* [Exercise brief]
Take from the records below each line that holds "this".

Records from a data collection
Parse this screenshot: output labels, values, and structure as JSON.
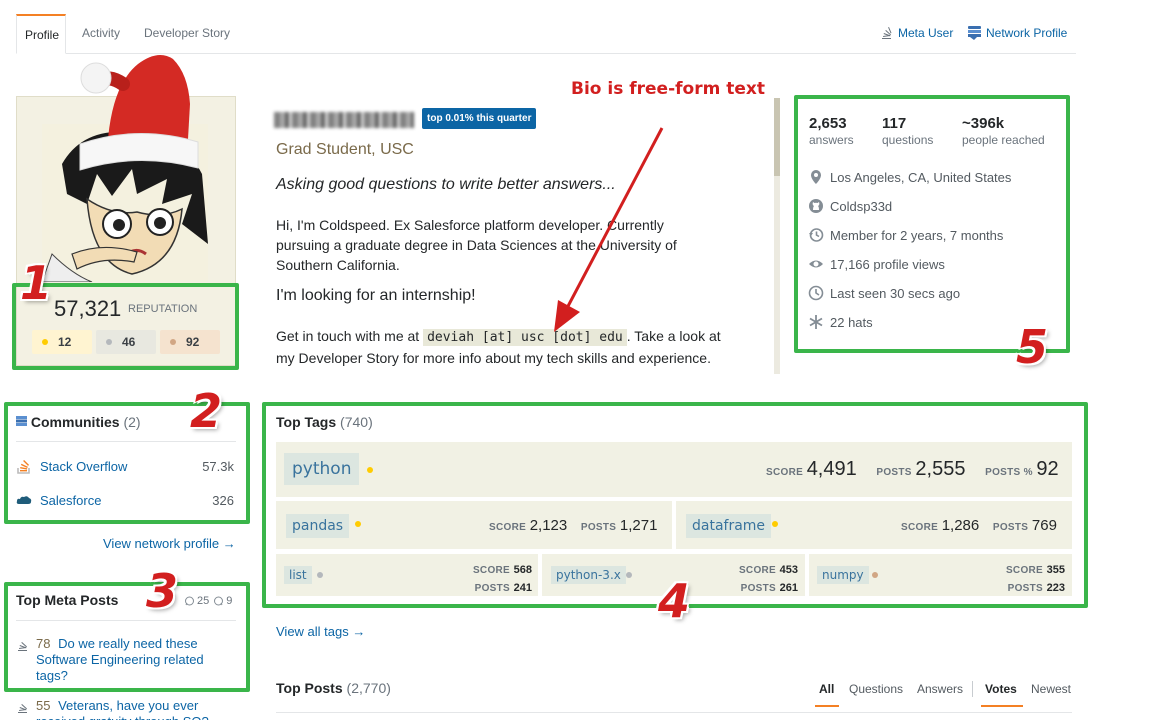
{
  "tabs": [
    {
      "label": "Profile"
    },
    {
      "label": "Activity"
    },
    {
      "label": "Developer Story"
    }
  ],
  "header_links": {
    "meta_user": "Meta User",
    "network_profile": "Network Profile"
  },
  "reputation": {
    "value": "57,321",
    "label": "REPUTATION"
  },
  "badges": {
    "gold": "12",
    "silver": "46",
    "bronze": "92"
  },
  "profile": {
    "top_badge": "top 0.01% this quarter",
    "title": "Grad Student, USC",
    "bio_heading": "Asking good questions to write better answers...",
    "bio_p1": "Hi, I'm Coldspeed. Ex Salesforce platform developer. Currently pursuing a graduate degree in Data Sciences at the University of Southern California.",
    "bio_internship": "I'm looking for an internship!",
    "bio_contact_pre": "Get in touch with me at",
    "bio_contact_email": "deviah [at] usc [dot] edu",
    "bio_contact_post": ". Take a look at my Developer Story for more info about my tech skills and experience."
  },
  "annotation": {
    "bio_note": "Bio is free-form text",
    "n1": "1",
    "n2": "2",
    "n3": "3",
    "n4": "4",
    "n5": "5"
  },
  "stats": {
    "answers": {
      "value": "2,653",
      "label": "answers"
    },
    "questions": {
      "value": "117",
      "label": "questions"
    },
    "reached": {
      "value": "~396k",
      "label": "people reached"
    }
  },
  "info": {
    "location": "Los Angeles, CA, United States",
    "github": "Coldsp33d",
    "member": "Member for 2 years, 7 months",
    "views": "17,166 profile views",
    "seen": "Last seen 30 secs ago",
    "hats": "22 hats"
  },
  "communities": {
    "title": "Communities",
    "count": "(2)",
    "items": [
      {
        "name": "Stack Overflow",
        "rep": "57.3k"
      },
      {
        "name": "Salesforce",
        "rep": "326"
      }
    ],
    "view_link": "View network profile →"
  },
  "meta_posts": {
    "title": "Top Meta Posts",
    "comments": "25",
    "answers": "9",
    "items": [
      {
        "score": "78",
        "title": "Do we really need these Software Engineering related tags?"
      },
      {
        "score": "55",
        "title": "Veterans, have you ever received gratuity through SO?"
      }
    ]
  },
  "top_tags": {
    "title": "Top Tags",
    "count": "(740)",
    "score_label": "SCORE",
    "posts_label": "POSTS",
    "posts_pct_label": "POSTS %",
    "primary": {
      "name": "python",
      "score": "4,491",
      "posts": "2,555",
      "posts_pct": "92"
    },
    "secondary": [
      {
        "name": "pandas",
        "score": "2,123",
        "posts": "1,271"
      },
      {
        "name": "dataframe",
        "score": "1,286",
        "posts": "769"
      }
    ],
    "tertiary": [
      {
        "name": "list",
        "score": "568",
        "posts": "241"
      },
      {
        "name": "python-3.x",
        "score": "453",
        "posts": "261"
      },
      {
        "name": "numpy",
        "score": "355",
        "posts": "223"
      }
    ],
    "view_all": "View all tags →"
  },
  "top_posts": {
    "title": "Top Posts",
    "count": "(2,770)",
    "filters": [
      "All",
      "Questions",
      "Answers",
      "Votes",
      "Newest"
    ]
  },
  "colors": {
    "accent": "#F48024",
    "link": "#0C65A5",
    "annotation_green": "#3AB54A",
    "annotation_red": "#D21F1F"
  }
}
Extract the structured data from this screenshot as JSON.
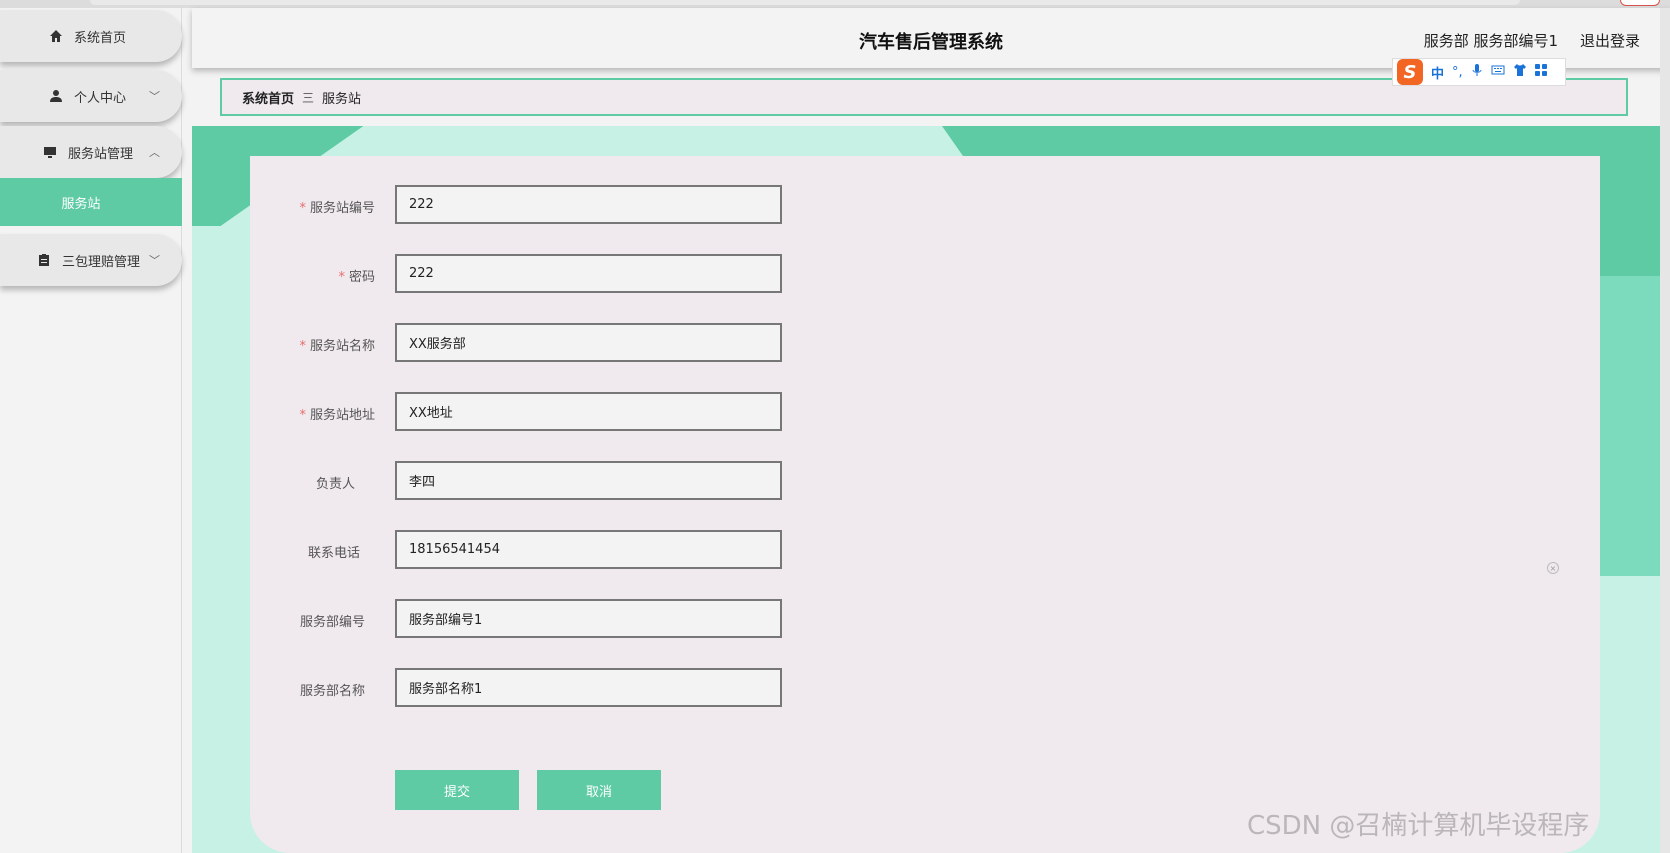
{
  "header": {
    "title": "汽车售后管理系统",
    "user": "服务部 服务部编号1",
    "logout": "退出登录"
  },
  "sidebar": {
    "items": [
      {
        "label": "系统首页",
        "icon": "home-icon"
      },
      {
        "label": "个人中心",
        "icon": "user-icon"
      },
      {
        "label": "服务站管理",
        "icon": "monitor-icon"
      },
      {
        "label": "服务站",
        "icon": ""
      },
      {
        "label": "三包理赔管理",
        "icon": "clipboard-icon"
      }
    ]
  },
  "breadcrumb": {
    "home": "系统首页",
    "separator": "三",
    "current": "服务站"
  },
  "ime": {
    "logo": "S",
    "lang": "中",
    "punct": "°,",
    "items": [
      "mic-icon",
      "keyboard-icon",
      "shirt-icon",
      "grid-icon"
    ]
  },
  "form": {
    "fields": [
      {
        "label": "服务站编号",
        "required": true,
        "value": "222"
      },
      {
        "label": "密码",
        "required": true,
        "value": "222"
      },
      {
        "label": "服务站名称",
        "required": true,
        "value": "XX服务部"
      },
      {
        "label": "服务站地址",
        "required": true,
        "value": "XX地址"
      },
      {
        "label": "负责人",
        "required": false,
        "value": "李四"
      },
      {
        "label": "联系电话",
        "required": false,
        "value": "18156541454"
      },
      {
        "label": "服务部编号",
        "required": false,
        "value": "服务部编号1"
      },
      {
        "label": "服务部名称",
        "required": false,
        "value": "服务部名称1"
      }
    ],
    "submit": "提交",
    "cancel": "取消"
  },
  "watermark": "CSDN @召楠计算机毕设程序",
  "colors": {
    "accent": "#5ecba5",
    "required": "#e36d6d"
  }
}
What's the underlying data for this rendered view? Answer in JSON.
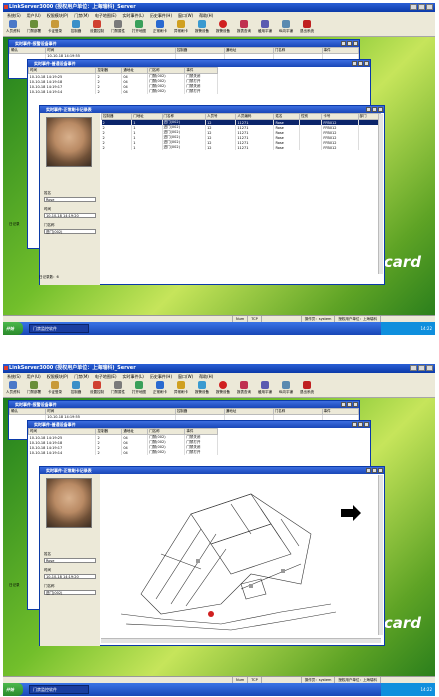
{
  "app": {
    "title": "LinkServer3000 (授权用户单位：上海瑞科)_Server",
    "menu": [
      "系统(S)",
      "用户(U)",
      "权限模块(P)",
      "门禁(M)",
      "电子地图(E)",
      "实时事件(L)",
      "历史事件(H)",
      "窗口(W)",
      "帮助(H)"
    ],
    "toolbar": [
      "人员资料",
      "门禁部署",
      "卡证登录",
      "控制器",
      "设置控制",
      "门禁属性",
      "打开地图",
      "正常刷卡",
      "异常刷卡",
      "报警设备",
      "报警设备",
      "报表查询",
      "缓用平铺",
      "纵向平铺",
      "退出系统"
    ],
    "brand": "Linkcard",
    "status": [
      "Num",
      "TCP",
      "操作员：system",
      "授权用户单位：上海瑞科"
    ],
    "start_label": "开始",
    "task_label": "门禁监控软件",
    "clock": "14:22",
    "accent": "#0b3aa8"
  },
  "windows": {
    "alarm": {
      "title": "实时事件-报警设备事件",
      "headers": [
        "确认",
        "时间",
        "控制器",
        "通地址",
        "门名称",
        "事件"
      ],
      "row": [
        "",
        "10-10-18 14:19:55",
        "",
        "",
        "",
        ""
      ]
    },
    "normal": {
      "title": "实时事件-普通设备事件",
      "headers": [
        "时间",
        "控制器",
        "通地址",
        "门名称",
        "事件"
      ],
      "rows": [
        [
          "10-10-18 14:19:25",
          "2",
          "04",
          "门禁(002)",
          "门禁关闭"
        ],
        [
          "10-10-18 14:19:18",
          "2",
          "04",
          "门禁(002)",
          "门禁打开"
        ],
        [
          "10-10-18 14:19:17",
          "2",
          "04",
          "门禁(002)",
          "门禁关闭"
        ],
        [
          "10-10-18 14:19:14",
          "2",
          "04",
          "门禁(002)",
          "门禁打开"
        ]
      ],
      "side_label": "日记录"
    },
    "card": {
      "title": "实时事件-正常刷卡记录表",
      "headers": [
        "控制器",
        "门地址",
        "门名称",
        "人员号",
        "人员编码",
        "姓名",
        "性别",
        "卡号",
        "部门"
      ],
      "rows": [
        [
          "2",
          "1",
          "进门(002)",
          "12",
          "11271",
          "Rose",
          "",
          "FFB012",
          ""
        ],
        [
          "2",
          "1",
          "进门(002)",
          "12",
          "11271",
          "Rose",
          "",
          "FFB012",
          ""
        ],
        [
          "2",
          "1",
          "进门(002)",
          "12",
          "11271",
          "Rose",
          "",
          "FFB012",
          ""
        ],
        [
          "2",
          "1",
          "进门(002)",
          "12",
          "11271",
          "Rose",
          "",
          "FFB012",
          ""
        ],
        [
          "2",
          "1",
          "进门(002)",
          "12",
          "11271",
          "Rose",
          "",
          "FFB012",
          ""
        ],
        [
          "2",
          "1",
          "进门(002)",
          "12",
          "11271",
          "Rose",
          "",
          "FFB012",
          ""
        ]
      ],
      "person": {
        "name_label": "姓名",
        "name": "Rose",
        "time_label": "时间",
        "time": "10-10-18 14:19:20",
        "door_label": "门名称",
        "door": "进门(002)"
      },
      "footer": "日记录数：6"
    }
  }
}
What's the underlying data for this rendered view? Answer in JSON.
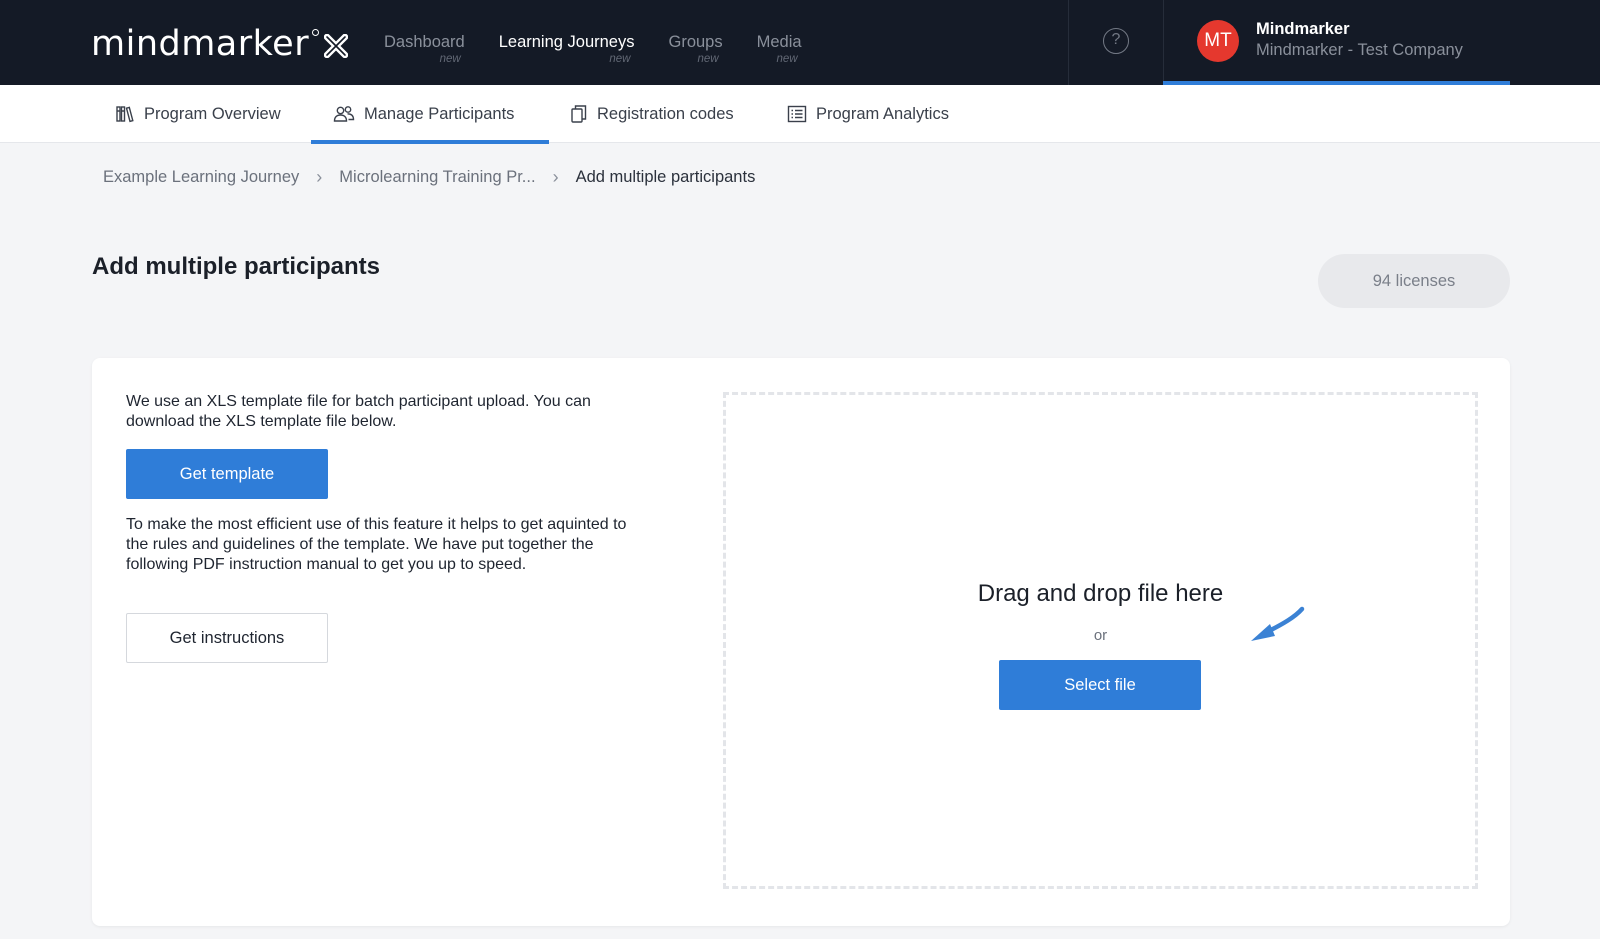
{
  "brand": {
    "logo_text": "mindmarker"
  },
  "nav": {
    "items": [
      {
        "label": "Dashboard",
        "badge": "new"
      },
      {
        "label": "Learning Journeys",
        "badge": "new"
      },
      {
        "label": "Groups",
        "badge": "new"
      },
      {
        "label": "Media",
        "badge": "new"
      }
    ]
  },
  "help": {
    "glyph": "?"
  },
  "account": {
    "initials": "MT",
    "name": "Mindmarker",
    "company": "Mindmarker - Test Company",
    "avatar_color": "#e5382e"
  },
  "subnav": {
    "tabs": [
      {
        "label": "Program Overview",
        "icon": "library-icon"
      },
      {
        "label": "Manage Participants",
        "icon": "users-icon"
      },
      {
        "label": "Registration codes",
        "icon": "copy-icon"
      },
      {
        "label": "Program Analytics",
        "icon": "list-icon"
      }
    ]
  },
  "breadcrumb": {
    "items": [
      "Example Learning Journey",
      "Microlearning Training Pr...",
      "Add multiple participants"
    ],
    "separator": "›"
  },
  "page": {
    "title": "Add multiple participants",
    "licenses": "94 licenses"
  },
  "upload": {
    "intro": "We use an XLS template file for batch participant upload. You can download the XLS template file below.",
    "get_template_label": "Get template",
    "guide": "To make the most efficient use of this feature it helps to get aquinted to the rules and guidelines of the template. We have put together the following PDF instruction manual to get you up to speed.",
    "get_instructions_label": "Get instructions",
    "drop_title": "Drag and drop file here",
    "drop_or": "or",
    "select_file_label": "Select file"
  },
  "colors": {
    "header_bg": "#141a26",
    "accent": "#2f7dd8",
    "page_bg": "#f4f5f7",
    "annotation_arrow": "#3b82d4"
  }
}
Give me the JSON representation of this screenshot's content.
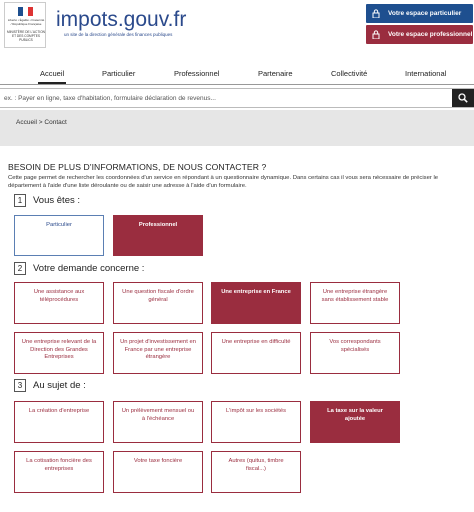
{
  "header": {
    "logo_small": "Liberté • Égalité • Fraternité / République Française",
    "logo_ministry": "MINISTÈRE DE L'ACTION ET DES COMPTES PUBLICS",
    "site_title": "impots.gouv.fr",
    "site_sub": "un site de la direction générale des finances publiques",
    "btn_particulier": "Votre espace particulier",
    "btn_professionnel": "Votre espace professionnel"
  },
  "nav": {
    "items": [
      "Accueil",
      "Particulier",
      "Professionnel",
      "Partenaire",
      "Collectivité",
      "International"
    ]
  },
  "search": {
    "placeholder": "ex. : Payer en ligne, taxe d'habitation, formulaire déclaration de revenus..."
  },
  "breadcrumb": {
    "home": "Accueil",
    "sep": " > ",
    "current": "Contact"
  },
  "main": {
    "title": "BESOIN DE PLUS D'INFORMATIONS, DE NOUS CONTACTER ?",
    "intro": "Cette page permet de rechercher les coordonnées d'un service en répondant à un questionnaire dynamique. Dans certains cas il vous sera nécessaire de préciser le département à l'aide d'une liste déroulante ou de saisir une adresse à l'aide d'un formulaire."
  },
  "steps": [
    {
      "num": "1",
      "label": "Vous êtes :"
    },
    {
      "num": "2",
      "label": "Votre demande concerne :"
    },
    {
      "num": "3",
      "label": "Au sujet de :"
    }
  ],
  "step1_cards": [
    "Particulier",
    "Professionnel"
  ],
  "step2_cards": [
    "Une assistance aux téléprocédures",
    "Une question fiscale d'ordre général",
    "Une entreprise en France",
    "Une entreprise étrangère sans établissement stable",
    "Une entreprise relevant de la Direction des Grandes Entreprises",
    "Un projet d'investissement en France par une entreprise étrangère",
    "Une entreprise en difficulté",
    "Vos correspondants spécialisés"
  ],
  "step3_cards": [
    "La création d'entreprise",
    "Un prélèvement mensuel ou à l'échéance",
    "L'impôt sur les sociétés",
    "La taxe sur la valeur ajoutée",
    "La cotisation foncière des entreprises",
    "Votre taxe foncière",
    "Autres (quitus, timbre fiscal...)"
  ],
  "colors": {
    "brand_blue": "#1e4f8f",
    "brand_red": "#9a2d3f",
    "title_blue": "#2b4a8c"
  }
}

* [Exercise output]
Parse this screenshot: output labels, values, and structure as JSON.
    "top_badge": "top 0.01% this quarter",
Extract the structured data from this screenshot as JSON.
What's the underlying data for this rendered view? Answer in JSON.
What's the underlying data for this rendered view? Answer in JSON.
    "guide": "To make the most efficient use of this feature it helps to get aquinted to the rules and guidelines of the template. We have put together the following PDF instruction manual to get you up to speed.",
Give me the JSON representation of this screenshot's content.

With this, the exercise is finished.